It's been quite a few days around these parts, what with the going-away party for one athletic director and the introduction of the new one.
TigerBlog was thinking about the transition from Gary Walters to Mollie Marcoux.
Actually, before he gets to that, he also noticed that autocorrect changes "Mollie" to "Millie," which left him wondering how many times he's going to change it before his phone gets the point.
Anyway, the first person at Princeton to have the designation of Director of Athletics was Ken Fairman, who first assumed that title in 1941 and then held the position until 1973. He actually oversaw Princeton's sports teams beginning in 1939, when his title was graduate manager of athletics.
According to the Princeton Companion - a great reference tool by the way - the athletic administration at Princeton began in the 1800s as an "every man for himself" arrangement - with the emphasis on "man." Each team had a captain, and the captains made all of the administrative decisions.
Then, in 1890, the teams all came together under one athletic umbrella, eventually with oversight from the faculty. This lasted until 1937, when the athletic department - under the leadership of graduate manager of athletics Asa Bushnell - was formed.
Fairman's 32-year run as Director of Athletics is the longest in Princeton history. He was replaced in 1973 by Royce Flippin, who among other things, emailed TigerBlog yesterday about a matter completely unrelated to anything to do with the change in athletic directors, though it did mean that in one day, TB heard from three of the five people to hold the title in 73 years.
Flippin was the AD until Bob Myslik replaced him in 1979 and then ran the department until 1994, when Gary Walters took over.
The first four people to hold the position held it for an average of more than 18 years, with Flippin's tenure the shortest and Fairman's the longest. Should Marcoux hit that average of 18 years, then she figures to be TB's final boss.

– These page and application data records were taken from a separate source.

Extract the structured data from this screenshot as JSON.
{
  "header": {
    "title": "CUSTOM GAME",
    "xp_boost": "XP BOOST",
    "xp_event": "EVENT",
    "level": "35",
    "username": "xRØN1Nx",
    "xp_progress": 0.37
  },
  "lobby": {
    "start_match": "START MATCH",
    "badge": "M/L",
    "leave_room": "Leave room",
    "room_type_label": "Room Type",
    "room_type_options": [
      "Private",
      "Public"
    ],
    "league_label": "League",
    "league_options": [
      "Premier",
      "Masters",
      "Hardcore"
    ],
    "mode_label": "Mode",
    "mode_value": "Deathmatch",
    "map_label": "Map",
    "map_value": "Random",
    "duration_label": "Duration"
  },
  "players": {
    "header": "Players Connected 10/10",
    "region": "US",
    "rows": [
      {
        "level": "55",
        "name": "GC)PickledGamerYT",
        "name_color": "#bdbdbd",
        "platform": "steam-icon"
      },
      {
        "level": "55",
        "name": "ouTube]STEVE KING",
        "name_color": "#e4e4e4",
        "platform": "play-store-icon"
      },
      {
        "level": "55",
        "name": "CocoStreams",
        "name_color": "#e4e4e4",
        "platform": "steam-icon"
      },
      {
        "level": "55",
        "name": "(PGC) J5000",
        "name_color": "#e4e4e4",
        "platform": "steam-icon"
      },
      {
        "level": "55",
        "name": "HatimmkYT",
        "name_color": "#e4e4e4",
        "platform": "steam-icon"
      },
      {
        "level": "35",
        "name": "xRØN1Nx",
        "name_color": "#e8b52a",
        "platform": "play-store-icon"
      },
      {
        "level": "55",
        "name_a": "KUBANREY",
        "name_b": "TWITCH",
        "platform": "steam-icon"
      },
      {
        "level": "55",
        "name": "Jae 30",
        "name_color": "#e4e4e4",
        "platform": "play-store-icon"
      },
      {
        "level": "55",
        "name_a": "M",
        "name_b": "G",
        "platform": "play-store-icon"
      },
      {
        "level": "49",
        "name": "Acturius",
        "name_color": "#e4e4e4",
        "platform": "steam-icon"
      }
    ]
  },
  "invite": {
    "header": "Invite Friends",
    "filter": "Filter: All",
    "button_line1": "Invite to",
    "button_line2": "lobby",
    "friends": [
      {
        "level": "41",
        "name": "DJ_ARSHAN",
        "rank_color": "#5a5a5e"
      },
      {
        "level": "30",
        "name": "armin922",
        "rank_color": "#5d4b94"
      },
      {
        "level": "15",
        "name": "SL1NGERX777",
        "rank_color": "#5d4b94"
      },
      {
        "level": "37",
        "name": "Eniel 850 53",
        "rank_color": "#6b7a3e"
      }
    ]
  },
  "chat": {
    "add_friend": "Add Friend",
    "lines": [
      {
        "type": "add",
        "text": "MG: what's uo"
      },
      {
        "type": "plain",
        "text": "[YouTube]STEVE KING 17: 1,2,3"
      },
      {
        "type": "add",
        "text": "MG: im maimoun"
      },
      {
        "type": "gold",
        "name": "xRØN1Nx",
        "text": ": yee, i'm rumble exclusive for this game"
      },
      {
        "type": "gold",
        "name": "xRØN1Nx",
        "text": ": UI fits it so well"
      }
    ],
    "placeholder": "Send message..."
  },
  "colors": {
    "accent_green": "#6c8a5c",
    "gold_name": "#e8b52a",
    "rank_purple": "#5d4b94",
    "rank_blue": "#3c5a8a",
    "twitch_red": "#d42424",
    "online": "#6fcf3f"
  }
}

TigerBlog remembers his first conversation with Gary Walters after they both started at Princeton, and he remembers that it was sort of like a reverse job interview, where Gary asked him all kinds of questions about his background, his future plans, where he saw himself in 10 years, that sort of thing. He also told him he was lucky that he was hired in between Myslik's last day and his first, because he never would have hired a Penn guy.
What TB would really like to do is go back to that moment and ask Gary about his future plans, about where he thought he would be in 10 years. Or if he thought he'd still be the AD in 20 years.
Now those 20 years have flown by. And now it's Mollie Marcoux's time to take over.
What will her future be at Princeton? Will there be a big party for her in 2034 after her 20 years, and if so, will it be in Jadwin Gym, or will it be in the new facility that she spearheaded?
With such a massive changing of the guard, it's easy to think in such big-picture terms these days.
At the same time, the games keep going.
There was a huge one last night, when Princeton beat Penn 9-5 in women's lacrosse. With the win, Princeton has the inside track on at least a share of the Ivy League title and a chance to host the Ivy League tournament.
In fact, Penn has been the only host of the Ivy women's tournament in the four years the event has been held. Now, after the win last night, Princeton would host the tournament with either a win Saturday against Dartmouth (on Sherrerd Field at 1) or a loss by Penn in any of its final three league games - against Columbia, Cornell and Brown.
Princeton is now 5-1 in the Ivy League, followed by Penn at 3-1. Harvard and Cornell have two losses each; Dartmouth is 2-3.
A win Saturday would also mean at least a share of the league title. Another team that can clinch a share - or even an outright - league title this weekend is the women's tennis team.
Princeton is currently 5-0 in the league, with two matches left. The Tigers are at Cornell (0-5 in the league) tomorrow, and a win there would mean at least a share of the Ivy League championship.
Then there is Sunday, when Columbia is at Princeton. The Lions are in second place at 4-1, and they play another 0-5 team, Penn, Friday. Should both Princeton and Columbia win, then the match Sunday would be something of a showdown, though not winner-take-all.
Columbia has already lost to Yale, who lost to Princeton. There can still be a three-way tie for the title, or Princeton can win it outright. There's also the NCAA bid at stake.
On the one hand, it's a week that in many ways is historic in Princeton athletic history. The end of the Walters era, so elegantly celebrated Saturday night. And the arrival of the new AD, the first woman to hold the position.
On the other hand, it's just another week in mid-April, which means big games with big stakes. This weekend, they're coming to campus, for women's lacrosse Saturday and women's tennis Sunday.